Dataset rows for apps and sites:
• • • • • • •
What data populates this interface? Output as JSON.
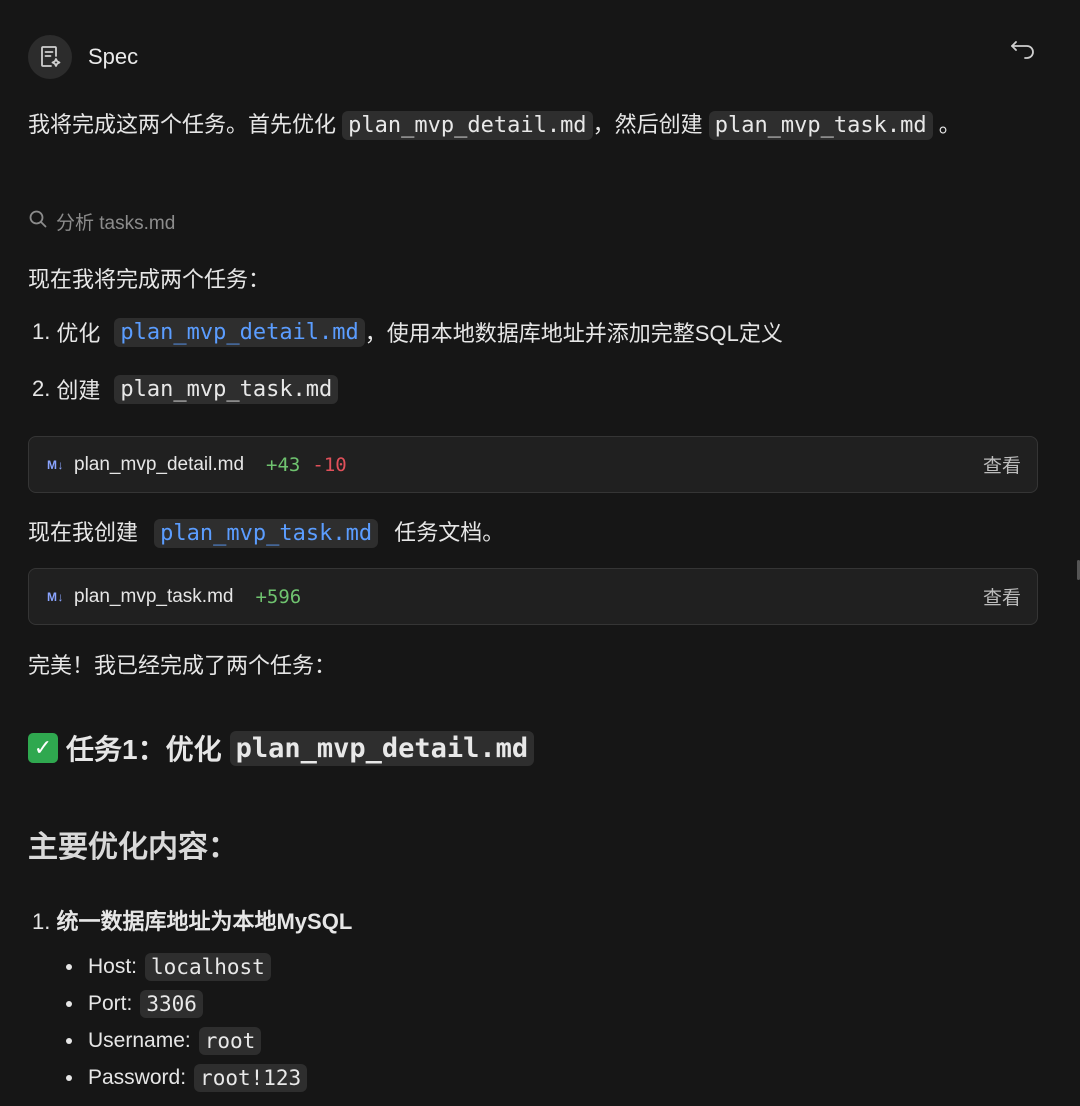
{
  "header": {
    "title": "Spec",
    "avatar_icon": "spec-doc-icon",
    "undo_icon": "undo-icon"
  },
  "intro": {
    "prefix": "我将完成这两个任务。首先优化",
    "file1": "plan_mvp_detail.md",
    "middle": "，然后创建",
    "file2": "plan_mvp_task.md",
    "suffix": "。"
  },
  "search": {
    "icon": "search-icon",
    "text": "分析 tasks.md"
  },
  "tasks_intro": "现在我将完成两个任务：",
  "task_list": [
    {
      "num": "1.",
      "prefix": "优化",
      "code": "plan_mvp_detail.md",
      "suffix": "，使用本地数据库地址并添加完整SQL定义"
    },
    {
      "num": "2.",
      "prefix": "创建",
      "code": "plan_mvp_task.md"
    }
  ],
  "cards": [
    {
      "badge": "M↓",
      "file": "plan_mvp_detail.md",
      "added": "+43",
      "removed": "-10",
      "action": "查看"
    },
    {
      "badge": "M↓",
      "file": "plan_mvp_task.md",
      "added": "+596",
      "action": "查看"
    }
  ],
  "create_line": {
    "prefix": "现在我创建",
    "code": "plan_mvp_task.md",
    "suffix": "任务文档。"
  },
  "done_line": "完美！我已经完成了两个任务：",
  "task1_heading": {
    "icon": "check-icon",
    "prefix": "任务1：优化",
    "code": "plan_mvp_detail.md"
  },
  "subheading": "主要优化内容：",
  "opt_list": {
    "num": "1.",
    "title": "统一数据库地址为本地MySQL"
  },
  "db_items": [
    {
      "label": "Host:",
      "value": "localhost"
    },
    {
      "label": "Port:",
      "value": "3306"
    },
    {
      "label": "Username:",
      "value": "root"
    },
    {
      "label": "Password:",
      "value": "root!123"
    }
  ]
}
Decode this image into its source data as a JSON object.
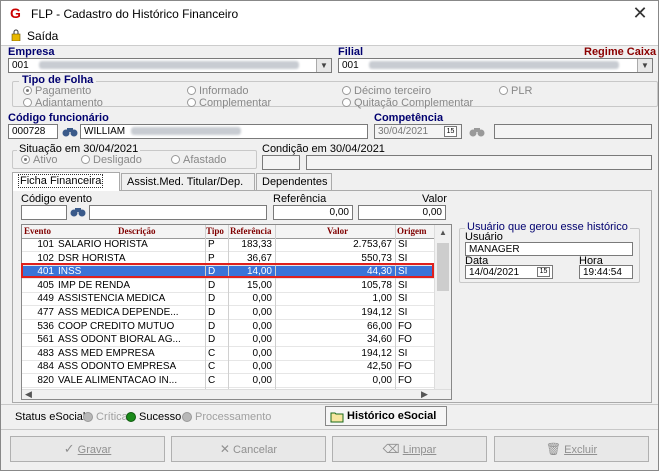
{
  "window": {
    "title": "FLP - Cadastro do Histórico Financeiro",
    "close_glyph": "✕"
  },
  "menu": {
    "saida": "Saída"
  },
  "empresa": {
    "label": "Empresa",
    "value": "001"
  },
  "filial": {
    "label": "Filial",
    "value": "001"
  },
  "regime": {
    "label": "Regime Caixa"
  },
  "tipo_folha": {
    "label": "Tipo de Folha",
    "options": [
      "Pagamento",
      "Informado",
      "Décimo terceiro",
      "PLR",
      "Adiantamento",
      "Complementar",
      "Quitação Complementar"
    ],
    "selected": "Pagamento"
  },
  "funcionario": {
    "label": "Código funcionário",
    "code": "000728",
    "name": "WILLIAM"
  },
  "competencia": {
    "label": "Competência",
    "value": "30/04/2021",
    "calendar_text": "15"
  },
  "situacao": {
    "label": "Situação em 30/04/2021",
    "options": [
      "Ativo",
      "Desligado",
      "Afastado"
    ],
    "selected": "Ativo"
  },
  "condicao": {
    "label": "Condição em 30/04/2021"
  },
  "tabs": [
    "Ficha Financeira",
    "Assist.Med. Titular/Dep.",
    "Dependentes"
  ],
  "evento_form": {
    "codigo_label": "Código evento",
    "referencia_label": "Referência",
    "referencia_value": "0,00",
    "valor_label": "Valor",
    "valor_value": "0,00"
  },
  "grid": {
    "columns": [
      "Evento",
      "Descrição",
      "Tipo",
      "Referência",
      "Valor",
      "Origem"
    ],
    "rows": [
      {
        "evento": "101",
        "descricao": "SALARIO HORISTA",
        "tipo": "P",
        "referencia": "183,33",
        "valor": "2.753,67",
        "origem": "SI"
      },
      {
        "evento": "102",
        "descricao": "DSR HORISTA",
        "tipo": "P",
        "referencia": "36,67",
        "valor": "550,73",
        "origem": "SI"
      },
      {
        "evento": "401",
        "descricao": "INSS",
        "tipo": "D",
        "referencia": "14,00",
        "valor": "44,30",
        "origem": "SI"
      },
      {
        "evento": "405",
        "descricao": "IMP DE RENDA",
        "tipo": "D",
        "referencia": "15,00",
        "valor": "105,78",
        "origem": "SI"
      },
      {
        "evento": "449",
        "descricao": "ASSISTENCIA MEDICA",
        "tipo": "D",
        "referencia": "0,00",
        "valor": "1,00",
        "origem": "SI"
      },
      {
        "evento": "477",
        "descricao": "ASS MEDICA DEPENDE...",
        "tipo": "D",
        "referencia": "0,00",
        "valor": "194,12",
        "origem": "SI"
      },
      {
        "evento": "536",
        "descricao": "COOP CREDITO MUTUO",
        "tipo": "D",
        "referencia": "0,00",
        "valor": "66,00",
        "origem": "FO"
      },
      {
        "evento": "561",
        "descricao": "ASS ODONT BIORAL AG...",
        "tipo": "D",
        "referencia": "0,00",
        "valor": "34,60",
        "origem": "FO"
      },
      {
        "evento": "483",
        "descricao": "ASS MED EMPRESA",
        "tipo": "C",
        "referencia": "0,00",
        "valor": "194,12",
        "origem": "SI"
      },
      {
        "evento": "484",
        "descricao": "ASS ODONTO EMPRESA",
        "tipo": "C",
        "referencia": "0,00",
        "valor": "42,50",
        "origem": "FO"
      },
      {
        "evento": "820",
        "descricao": "VALE ALIMENTACAO IN...",
        "tipo": "C",
        "referencia": "0,00",
        "valor": "0,00",
        "origem": "FO"
      }
    ]
  },
  "usuario_group": {
    "title": "Usuário que gerou esse histórico",
    "usuario_label": "Usuário",
    "usuario_value": "MANAGER",
    "data_label": "Data",
    "data_value": "14/04/2021",
    "hora_label": "Hora",
    "hora_value": "19:44:54"
  },
  "status": {
    "label": "Status eSocial:",
    "critica": "Crítica",
    "sucesso": "Sucesso",
    "processamento": "Processamento",
    "historico": "Histórico eSocial",
    "colors": {
      "critica": "#b0b0b0",
      "sucesso": "#1a8a1a",
      "processamento": "#b0b0b0"
    }
  },
  "buttons": {
    "gravar": "Gravar",
    "cancelar": "Cancelar",
    "limpar": "Limpar",
    "excluir": "Excluir"
  },
  "colors": {
    "selected_row": "#3a74d8",
    "highlight_border": "#e0201c",
    "label_blue": "#00006f",
    "label_red": "#8b0000"
  }
}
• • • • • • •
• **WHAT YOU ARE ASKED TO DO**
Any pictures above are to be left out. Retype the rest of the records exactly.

• **EXERCISE OUTPUT**
What data populates this interface? Output as JSON.
{
  "header": {
    "title": "Spec",
    "avatar_icon": "spec-doc-icon",
    "undo_icon": "undo-icon"
  },
  "intro": {
    "prefix": "我将完成这两个任务。首先优化",
    "file1": "plan_mvp_detail.md",
    "middle": "，然后创建",
    "file2": "plan_mvp_task.md",
    "suffix": "。"
  },
  "search": {
    "icon": "search-icon",
    "text": "分析 tasks.md"
  },
  "tasks_intro": "现在我将完成两个任务：",
  "task_list": [
    {
      "num": "1.",
      "prefix": "优化",
      "code": "plan_mvp_detail.md",
      "suffix": "，使用本地数据库地址并添加完整SQL定义"
    },
    {
      "num": "2.",
      "prefix": "创建",
      "code": "plan_mvp_task.md"
    }
  ],
  "cards": [
    {
      "badge": "M↓",
      "file": "plan_mvp_detail.md",
      "added": "+43",
      "removed": "-10",
      "action": "查看"
    },
    {
      "badge": "M↓",
      "file": "plan_mvp_task.md",
      "added": "+596",
      "action": "查看"
    }
  ],
  "create_line": {
    "prefix": "现在我创建",
    "code": "plan_mvp_task.md",
    "suffix": "任务文档。"
  },
  "done_line": "完美！我已经完成了两个任务：",
  "task1_heading": {
    "icon": "check-icon",
    "prefix": "任务1：优化",
    "code": "plan_mvp_detail.md"
  },
  "subheading": "主要优化内容：",
  "opt_list": {
    "num": "1.",
    "title": "统一数据库地址为本地MySQL"
  },
  "db_items": [
    {
      "label": "Host:",
      "value": "localhost"
    },
    {
      "label": "Port:",
      "value": "3306"
    },
    {
      "label": "Username:",
      "value": "root"
    },
    {
      "label": "Password:",
      "value": "root!123"
    }
  ]
}
Decode this image into its source data as a JSON object.
{
  "window": {
    "title": "FLP - Cadastro do Histórico Financeiro",
    "close_glyph": "✕"
  },
  "menu": {
    "saida": "Saída"
  },
  "empresa": {
    "label": "Empresa",
    "value": "001"
  },
  "filial": {
    "label": "Filial",
    "value": "001"
  },
  "regime": {
    "label": "Regime Caixa"
  },
  "tipo_folha": {
    "label": "Tipo de Folha",
    "options": [
      "Pagamento",
      "Informado",
      "Décimo terceiro",
      "PLR",
      "Adiantamento",
      "Complementar",
      "Quitação Complementar"
    ],
    "selected": "Pagamento"
  },
  "funcionario": {
    "label": "Código funcionário",
    "code": "000728",
    "name": "WILLIAM"
  },
  "competencia": {
    "label": "Competência",
    "value": "30/04/2021",
    "calendar_text": "15"
  },
  "situacao": {
    "label": "Situação em 30/04/2021",
    "options": [
      "Ativo",
      "Desligado",
      "Afastado"
    ],
    "selected": "Ativo"
  },
  "condicao": {
    "label": "Condição em 30/04/2021"
  },
  "tabs": [
    "Ficha Financeira",
    "Assist.Med. Titular/Dep.",
    "Dependentes"
  ],
  "evento_form": {
    "codigo_label": "Código evento",
    "referencia_label": "Referência",
    "referencia_value": "0,00",
    "valor_label": "Valor",
    "valor_value": "0,00"
  },
  "grid": {
    "columns": [
      "Evento",
      "Descrição",
      "Tipo",
      "Referência",
      "Valor",
      "Origem"
    ],
    "rows": [
      {
        "evento": "101",
        "descricao": "SALARIO HORISTA",
        "tipo": "P",
        "referencia": "183,33",
        "valor": "2.753,67",
        "origem": "SI"
      },
      {
        "evento": "102",
        "descricao": "DSR HORISTA",
        "tipo": "P",
        "referencia": "36,67",
        "valor": "550,73",
        "origem": "SI"
      },
      {
        "evento": "401",
        "descricao": "INSS",
        "tipo": "D",
        "referencia": "14,00",
        "valor": "44,30",
        "origem": "SI"
      },
      {
        "evento": "405",
        "descricao": "IMP DE RENDA",
        "tipo": "D",
        "referencia": "15,00",
        "valor": "105,78",
        "origem": "SI"
      },
      {
        "evento": "449",
        "descricao": "ASSISTENCIA MEDICA",
        "tipo": "D",
        "referencia": "0,00",
        "valor": "1,00",
        "origem": "SI"
      },
      {
        "evento": "477",
        "descricao": "ASS MEDICA DEPENDE...",
        "tipo": "D",
        "referencia": "0,00",
        "valor": "194,12",
        "origem": "SI"
      },
      {
        "evento": "536",
        "descricao": "COOP CREDITO MUTUO",
        "tipo": "D",
        "referencia": "0,00",
        "valor": "66,00",
        "origem": "FO"
      },
      {
        "evento": "561",
        "descricao": "ASS ODONT BIORAL AG...",
        "tipo": "D",
        "referencia": "0,00",
        "valor": "34,60",
        "origem": "FO"
      },
      {
        "evento": "483",
        "descricao": "ASS MED EMPRESA",
        "tipo": "C",
        "referencia": "0,00",
        "valor": "194,12",
        "origem": "SI"
      },
      {
        "evento": "484",
        "descricao": "ASS ODONTO EMPRESA",
        "tipo": "C",
        "referencia": "0,00",
        "valor": "42,50",
        "origem": "FO"
      },
      {
        "evento": "820",
        "descricao": "VALE ALIMENTACAO IN...",
        "tipo": "C",
        "referencia": "0,00",
        "valor": "0,00",
        "origem": "FO"
      }
    ]
  },
  "usuario_group": {
    "title": "Usuário que gerou esse histórico",
    "usuario_label": "Usuário",
    "usuario_value": "MANAGER",
    "data_label": "Data",
    "data_value": "14/04/2021",
    "hora_label": "Hora",
    "hora_value": "19:44:54"
  },
  "status": {
    "label": "Status eSocial:",
    "critica": "Crítica",
    "sucesso": "Sucesso",
    "processamento": "Processamento",
    "historico": "Histórico eSocial",
    "colors": {
      "critica": "#b0b0b0",
      "sucesso": "#1a8a1a",
      "processamento": "#b0b0b0"
    }
  },
  "buttons": {
    "gravar": "Gravar",
    "cancelar": "Cancelar",
    "limpar": "Limpar",
    "excluir": "Excluir"
  },
  "colors": {
    "selected_row": "#3a74d8",
    "highlight_border": "#e0201c",
    "label_blue": "#00006f",
    "label_red": "#8b0000"
  }
}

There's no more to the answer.